I reread it just before the 2005 movie came out, which by the way, we had used for the theme of one of my best friend’s 42nd birthday party. I also read some background on Douglas Adams. As a writer fighting to make a name for myself, I just want to pencil-stab myself in the eye: he hated the process of writing books and yet was awesomely successful. But it does apply some emergency psychic first aid that he was an exacting craftsman who agonized over every phrase.

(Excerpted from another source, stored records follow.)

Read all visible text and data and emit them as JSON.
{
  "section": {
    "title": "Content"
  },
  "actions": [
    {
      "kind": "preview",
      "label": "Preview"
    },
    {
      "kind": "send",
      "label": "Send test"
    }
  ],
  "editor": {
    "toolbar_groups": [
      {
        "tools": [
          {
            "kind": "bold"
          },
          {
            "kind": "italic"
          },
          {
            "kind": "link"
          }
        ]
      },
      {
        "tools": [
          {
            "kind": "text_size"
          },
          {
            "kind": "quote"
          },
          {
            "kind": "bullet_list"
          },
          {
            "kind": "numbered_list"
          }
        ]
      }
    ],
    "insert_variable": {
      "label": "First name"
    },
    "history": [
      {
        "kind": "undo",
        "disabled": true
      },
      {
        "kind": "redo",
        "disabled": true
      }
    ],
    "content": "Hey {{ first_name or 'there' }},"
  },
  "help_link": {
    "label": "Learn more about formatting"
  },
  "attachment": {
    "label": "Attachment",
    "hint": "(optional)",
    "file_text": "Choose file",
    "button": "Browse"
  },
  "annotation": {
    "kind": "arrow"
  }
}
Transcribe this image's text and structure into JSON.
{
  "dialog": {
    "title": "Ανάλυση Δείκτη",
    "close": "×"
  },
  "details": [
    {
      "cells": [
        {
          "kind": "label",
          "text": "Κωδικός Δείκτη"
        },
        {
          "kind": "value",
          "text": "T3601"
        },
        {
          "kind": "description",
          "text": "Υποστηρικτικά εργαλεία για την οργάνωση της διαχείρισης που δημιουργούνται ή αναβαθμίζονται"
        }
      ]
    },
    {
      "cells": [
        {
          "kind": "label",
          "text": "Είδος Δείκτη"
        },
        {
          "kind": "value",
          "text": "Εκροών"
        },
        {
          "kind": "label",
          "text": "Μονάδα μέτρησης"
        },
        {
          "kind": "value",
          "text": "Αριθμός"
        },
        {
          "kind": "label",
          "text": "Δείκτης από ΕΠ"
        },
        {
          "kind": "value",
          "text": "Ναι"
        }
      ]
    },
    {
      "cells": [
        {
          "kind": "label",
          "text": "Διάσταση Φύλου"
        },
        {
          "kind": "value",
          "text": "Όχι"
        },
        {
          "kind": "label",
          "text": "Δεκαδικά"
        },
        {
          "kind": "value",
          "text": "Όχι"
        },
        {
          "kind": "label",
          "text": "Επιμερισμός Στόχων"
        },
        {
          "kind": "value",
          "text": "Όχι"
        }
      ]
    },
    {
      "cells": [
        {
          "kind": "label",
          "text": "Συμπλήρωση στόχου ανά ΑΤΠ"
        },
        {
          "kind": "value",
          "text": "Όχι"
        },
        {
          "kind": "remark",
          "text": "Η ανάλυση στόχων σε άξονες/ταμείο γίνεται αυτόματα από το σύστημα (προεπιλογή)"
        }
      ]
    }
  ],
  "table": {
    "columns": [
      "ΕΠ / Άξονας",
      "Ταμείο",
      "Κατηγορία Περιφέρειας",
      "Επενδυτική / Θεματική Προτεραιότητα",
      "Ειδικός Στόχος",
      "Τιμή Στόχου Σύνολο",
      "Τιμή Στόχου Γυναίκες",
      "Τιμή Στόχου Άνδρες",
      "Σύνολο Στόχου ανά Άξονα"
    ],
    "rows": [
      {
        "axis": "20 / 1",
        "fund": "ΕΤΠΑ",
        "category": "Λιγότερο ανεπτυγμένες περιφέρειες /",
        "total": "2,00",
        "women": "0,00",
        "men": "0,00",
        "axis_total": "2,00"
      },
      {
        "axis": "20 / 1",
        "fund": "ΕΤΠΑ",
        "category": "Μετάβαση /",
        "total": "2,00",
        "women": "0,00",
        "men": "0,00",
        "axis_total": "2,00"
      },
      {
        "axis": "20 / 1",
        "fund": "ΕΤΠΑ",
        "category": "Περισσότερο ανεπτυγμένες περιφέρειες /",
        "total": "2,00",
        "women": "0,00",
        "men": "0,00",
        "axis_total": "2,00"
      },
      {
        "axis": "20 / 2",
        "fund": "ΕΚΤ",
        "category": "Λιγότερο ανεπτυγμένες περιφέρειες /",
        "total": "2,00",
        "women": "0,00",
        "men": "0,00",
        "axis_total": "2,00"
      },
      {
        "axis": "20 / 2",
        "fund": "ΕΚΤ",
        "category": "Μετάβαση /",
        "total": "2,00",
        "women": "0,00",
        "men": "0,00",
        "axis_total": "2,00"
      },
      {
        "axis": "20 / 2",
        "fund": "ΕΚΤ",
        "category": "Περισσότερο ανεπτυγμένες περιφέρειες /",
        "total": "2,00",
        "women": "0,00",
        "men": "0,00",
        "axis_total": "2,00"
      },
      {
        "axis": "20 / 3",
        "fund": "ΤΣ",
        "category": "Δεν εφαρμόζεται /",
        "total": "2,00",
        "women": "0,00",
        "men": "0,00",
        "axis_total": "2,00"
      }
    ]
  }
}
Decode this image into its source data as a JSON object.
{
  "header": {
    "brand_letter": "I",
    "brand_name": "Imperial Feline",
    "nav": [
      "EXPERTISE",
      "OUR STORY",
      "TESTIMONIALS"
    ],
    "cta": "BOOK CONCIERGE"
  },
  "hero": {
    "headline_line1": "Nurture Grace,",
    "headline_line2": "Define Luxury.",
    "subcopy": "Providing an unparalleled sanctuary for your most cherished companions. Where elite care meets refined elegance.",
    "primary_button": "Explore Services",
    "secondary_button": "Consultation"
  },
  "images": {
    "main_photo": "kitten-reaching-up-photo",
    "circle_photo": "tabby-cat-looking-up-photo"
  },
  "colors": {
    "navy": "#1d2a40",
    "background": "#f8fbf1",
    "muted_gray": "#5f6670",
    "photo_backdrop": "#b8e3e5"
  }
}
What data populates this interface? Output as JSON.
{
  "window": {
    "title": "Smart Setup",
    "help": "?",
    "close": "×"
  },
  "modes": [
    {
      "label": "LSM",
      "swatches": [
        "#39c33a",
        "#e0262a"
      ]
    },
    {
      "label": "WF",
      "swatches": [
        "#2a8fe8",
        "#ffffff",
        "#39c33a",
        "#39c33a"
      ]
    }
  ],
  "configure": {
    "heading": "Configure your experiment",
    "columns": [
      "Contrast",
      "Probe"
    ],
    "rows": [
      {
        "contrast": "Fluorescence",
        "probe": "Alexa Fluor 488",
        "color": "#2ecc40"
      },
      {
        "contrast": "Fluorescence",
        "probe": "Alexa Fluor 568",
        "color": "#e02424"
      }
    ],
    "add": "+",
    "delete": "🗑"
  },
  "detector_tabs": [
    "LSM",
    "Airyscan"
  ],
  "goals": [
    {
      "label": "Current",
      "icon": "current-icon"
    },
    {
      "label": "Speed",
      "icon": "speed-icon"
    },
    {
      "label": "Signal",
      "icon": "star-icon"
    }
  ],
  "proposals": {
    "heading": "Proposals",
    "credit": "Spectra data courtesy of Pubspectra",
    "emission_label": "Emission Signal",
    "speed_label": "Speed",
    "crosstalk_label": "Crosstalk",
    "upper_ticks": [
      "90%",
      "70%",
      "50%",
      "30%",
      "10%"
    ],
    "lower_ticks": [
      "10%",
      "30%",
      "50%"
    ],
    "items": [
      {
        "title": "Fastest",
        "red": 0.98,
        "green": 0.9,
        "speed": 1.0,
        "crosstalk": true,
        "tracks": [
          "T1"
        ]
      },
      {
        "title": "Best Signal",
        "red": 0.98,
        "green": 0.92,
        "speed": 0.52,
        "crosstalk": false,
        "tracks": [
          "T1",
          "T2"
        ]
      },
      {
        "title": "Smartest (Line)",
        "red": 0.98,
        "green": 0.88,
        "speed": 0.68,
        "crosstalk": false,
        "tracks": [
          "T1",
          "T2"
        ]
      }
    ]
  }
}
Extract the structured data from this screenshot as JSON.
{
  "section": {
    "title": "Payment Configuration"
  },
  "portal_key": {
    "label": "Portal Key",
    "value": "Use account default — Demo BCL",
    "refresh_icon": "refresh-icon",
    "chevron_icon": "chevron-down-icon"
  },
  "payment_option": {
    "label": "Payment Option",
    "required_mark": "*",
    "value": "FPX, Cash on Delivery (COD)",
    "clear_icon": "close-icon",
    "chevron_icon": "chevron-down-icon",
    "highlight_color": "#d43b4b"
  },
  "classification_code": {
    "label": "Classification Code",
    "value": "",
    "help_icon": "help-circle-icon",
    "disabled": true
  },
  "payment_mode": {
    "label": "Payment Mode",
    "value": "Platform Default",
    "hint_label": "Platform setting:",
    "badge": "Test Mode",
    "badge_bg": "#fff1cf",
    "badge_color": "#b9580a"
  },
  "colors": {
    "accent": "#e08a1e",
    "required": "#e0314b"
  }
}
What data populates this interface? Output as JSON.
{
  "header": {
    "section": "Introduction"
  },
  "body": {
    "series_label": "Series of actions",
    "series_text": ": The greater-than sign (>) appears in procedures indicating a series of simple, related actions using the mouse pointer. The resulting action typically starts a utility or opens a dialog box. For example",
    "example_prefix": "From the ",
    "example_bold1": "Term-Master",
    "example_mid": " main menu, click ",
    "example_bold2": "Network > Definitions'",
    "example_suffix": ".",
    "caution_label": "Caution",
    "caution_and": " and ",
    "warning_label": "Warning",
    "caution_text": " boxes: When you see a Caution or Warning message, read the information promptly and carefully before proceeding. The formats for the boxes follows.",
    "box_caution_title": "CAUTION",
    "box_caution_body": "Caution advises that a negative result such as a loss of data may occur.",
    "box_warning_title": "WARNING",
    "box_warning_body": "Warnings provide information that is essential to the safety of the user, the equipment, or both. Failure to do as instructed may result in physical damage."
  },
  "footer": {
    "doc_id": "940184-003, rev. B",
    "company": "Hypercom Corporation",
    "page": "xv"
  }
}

Hitchhiker is essential science fiction. It is darkly funny in a bittersweet vein and it assigns zany purpose to the universe (and the reasons we think the world ticks are not the reason the world ticks). And as with Asimov – but with no pomposity on the part of the protagonist and with better writing that feels like the addition of power steering to that little Model A – every page offers unique insight that expands the reader’s capacity to realize what if. This book shows where science fiction had gone in forty years, and yet amazingly, it still has the same basic chassis. But Hitchhiker’s unique and addicting humor, voice, and attitude show that science fiction has evolved.
Lessons on Writing: Douglas Adams agonized over dialogue. He worked it and worked it until it was perfect.